"""
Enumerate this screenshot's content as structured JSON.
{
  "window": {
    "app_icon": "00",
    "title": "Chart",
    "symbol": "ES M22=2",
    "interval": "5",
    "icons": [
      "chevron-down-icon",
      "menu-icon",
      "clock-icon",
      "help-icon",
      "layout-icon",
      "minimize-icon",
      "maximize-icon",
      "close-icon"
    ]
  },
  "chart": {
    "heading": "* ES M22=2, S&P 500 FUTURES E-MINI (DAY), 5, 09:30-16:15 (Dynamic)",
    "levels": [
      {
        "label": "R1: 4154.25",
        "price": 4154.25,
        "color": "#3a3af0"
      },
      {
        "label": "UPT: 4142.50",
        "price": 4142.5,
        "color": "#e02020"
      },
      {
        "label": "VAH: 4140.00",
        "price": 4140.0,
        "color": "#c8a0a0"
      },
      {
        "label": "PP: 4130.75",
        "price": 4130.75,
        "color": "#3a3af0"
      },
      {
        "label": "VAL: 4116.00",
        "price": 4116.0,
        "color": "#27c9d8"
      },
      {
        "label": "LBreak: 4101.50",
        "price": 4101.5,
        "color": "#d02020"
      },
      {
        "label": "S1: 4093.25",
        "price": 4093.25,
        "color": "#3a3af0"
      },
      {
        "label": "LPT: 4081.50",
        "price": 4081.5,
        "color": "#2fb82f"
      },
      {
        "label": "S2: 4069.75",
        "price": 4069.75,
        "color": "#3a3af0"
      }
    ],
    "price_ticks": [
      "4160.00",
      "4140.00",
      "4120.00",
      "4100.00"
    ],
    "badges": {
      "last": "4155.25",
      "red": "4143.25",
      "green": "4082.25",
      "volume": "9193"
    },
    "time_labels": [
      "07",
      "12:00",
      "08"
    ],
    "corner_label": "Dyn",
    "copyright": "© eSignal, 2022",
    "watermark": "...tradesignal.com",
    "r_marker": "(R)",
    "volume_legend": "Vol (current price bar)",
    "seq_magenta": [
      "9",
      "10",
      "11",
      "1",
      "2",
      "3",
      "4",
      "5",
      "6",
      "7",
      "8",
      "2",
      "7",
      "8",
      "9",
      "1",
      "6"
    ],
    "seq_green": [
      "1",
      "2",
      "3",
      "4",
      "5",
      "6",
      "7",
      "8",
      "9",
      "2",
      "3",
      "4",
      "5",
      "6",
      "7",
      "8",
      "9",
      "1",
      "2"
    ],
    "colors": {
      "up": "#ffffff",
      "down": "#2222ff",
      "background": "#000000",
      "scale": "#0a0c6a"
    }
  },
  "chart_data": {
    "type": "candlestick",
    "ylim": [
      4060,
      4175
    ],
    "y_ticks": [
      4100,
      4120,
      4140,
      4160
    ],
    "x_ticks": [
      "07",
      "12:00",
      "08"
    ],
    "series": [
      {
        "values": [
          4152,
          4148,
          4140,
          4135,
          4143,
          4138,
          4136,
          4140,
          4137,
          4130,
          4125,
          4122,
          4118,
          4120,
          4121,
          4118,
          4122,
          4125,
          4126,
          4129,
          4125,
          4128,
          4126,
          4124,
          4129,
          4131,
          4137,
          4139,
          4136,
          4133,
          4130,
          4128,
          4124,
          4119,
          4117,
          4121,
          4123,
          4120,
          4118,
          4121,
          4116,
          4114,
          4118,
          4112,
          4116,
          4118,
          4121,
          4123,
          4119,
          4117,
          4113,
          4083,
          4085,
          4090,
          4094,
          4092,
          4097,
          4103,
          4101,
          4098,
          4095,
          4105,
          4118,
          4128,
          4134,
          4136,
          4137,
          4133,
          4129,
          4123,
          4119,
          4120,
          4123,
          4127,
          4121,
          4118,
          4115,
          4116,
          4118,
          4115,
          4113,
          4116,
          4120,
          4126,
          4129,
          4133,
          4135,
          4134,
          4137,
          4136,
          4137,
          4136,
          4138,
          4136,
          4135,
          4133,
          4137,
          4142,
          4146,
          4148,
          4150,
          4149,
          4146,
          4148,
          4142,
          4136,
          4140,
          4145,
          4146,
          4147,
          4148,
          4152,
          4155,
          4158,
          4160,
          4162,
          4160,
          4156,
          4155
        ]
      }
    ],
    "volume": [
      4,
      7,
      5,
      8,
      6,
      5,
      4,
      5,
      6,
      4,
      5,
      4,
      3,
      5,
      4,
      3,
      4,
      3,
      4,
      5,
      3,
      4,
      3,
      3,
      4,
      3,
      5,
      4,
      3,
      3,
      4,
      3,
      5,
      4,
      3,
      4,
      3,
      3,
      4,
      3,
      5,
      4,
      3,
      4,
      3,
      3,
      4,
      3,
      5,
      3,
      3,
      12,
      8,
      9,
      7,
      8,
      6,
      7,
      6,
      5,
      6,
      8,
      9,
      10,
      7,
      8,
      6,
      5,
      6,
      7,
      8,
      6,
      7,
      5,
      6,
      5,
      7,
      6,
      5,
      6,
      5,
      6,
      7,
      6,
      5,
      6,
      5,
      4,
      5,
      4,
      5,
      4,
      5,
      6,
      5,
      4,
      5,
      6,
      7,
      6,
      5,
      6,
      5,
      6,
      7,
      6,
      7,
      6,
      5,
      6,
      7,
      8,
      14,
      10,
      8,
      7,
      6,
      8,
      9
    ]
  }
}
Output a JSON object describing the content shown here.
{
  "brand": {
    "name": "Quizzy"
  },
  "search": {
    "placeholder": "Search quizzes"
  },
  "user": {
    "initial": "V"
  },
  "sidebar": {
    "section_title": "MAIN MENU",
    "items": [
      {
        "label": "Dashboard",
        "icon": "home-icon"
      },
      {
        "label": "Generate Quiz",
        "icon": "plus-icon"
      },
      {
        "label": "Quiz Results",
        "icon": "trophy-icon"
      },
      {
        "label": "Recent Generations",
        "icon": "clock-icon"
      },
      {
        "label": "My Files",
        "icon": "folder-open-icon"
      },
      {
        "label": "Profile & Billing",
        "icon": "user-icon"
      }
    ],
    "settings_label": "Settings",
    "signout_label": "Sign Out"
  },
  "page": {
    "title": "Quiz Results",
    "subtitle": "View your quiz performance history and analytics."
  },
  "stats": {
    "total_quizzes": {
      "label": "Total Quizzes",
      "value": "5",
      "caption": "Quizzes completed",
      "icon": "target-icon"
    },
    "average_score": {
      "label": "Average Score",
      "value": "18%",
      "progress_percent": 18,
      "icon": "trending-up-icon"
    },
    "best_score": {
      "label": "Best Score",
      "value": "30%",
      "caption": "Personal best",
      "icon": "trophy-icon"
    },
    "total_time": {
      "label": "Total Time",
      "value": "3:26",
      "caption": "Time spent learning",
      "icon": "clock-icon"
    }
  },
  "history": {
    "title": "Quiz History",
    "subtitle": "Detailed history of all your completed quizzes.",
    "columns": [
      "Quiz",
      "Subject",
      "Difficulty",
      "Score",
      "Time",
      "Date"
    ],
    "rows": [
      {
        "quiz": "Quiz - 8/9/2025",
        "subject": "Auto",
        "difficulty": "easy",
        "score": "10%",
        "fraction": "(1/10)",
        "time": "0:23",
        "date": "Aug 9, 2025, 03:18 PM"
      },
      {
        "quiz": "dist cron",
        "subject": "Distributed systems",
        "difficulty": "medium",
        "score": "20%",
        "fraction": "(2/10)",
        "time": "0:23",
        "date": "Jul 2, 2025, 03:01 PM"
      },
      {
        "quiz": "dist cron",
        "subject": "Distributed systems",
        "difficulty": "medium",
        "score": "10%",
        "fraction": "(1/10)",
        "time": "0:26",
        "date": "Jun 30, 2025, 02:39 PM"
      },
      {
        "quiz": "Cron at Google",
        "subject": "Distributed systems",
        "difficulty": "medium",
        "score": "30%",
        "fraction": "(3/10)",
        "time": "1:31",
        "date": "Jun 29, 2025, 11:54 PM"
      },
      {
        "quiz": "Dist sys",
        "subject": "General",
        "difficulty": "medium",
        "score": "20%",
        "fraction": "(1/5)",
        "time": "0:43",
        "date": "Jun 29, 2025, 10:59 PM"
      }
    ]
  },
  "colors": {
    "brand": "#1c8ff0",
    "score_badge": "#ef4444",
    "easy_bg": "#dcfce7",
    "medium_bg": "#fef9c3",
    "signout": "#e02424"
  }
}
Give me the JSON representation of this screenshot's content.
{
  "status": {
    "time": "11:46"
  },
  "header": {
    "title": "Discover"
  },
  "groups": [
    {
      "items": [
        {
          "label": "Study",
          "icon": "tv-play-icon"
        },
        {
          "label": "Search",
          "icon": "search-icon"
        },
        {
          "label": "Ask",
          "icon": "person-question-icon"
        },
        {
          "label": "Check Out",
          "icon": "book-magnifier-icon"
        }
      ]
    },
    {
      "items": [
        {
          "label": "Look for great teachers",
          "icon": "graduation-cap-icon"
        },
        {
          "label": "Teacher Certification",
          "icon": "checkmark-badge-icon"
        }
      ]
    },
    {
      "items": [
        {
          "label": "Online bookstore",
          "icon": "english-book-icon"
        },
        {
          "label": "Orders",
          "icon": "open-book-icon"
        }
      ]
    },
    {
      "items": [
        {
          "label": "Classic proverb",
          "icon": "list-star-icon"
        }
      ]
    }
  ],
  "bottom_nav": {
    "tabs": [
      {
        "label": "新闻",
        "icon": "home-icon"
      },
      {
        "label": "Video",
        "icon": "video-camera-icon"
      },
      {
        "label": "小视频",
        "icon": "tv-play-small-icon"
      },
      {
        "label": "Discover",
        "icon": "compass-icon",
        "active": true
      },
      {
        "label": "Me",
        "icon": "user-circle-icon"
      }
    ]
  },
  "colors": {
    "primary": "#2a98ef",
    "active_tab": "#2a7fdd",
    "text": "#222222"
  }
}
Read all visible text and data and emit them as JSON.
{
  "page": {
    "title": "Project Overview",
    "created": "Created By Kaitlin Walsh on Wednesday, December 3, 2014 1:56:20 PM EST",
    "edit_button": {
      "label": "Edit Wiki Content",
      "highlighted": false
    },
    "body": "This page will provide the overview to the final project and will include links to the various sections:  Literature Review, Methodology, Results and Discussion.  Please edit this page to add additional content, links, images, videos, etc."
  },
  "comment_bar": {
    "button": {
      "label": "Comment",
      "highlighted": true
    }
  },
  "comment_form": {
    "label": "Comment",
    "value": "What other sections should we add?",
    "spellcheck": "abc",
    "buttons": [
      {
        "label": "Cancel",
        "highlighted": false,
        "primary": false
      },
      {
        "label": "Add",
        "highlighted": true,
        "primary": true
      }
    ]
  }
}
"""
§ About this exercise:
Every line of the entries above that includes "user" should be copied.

§ Answer to this task:
  "user": {
        "icon": "user-icon"
        "icon": "user-circle-icon"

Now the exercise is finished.